While I was excited to see so many people on the bus, there was literally no way I could work in that environment.
It was loud, my feet were getting stepped on… no, it wasn’t enjoyable or comfortable.
But, since I didn’t wait nearly as long for the bus this time, I made it home in just under 30 minutes.
Not bad, really.
But, is that good enough?
Is the IndyGo Red Line All It’s Cracked Up to Be?
Later that day, my wife, daughter and I took the Red Line to Broad Ripple for dinner. By that time, the sun was shining and it was a beautiful day.
The buses were also packed. We sat down only once and it was during the last part of our return route.
Clearly, the Red Line is getting a lot of initial pop.
It’s free for the first month and it’s new.
The real test will come a month from now, when a lot of the novelty has worn off and people have to begin paying to ride.
So, to answer my initial question: Can I ride the Red Line to and from work every day?
The simple answer is yes. I can do the route in 30 minutes or so, which is just a little longer than what it took to drive to my former house on the northeast side.
However, practically speaking, it’s not something I would want, or will do, every day.
As I mentioned previously, I can drive the route in ⅓ of the time, which will save me 40 minutes of commute time every day.
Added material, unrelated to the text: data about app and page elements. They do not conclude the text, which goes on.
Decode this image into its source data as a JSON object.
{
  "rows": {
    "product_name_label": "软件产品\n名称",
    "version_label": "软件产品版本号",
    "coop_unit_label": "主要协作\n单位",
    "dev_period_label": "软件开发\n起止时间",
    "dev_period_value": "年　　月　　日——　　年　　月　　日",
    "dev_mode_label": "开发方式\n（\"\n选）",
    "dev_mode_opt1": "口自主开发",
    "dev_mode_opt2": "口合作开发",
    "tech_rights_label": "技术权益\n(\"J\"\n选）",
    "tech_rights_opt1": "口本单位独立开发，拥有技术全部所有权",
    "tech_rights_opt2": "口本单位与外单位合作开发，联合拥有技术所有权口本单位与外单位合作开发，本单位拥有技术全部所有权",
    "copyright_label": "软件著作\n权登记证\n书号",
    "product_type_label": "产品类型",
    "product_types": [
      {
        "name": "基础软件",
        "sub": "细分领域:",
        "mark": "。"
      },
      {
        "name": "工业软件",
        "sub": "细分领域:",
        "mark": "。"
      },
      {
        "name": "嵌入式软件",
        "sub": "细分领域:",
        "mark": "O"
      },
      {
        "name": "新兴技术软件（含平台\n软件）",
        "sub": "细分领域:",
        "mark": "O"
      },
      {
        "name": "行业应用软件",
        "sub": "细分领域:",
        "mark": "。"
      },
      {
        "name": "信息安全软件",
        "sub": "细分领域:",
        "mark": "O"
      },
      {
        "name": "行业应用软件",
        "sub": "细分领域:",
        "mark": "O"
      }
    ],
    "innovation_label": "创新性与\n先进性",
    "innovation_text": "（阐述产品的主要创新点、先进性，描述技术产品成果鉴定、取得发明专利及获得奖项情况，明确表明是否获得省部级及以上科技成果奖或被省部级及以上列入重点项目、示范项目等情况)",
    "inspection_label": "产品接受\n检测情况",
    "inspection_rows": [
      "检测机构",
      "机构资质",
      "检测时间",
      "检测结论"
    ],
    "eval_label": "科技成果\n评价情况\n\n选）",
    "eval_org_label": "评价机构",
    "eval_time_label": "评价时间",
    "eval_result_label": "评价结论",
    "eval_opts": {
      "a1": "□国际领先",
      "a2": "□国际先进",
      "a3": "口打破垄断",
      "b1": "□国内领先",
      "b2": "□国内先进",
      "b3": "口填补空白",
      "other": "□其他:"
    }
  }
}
Calculate that out over a year… and I eliminate more than 160 hours of commute time by driving.
Coupled with the fact that I just purchased an electric vehicle, it really doesn’t make sense for me to use the Red Line as my primary transportation to work.
Now, having said all that, I’m overall impressed with the Red Line.
I can see my wife and I (even though we love Uber) taking the Red Line to Broad Ripple and Fountain Square to dinner.
I can also see myself possibly using it during snowy periods – where I really don’t want to risk my car on the roads.
So, again, overall, I think Indianapolis has a wonderful asset that I’ll use occasionally and I hope many more use regularly.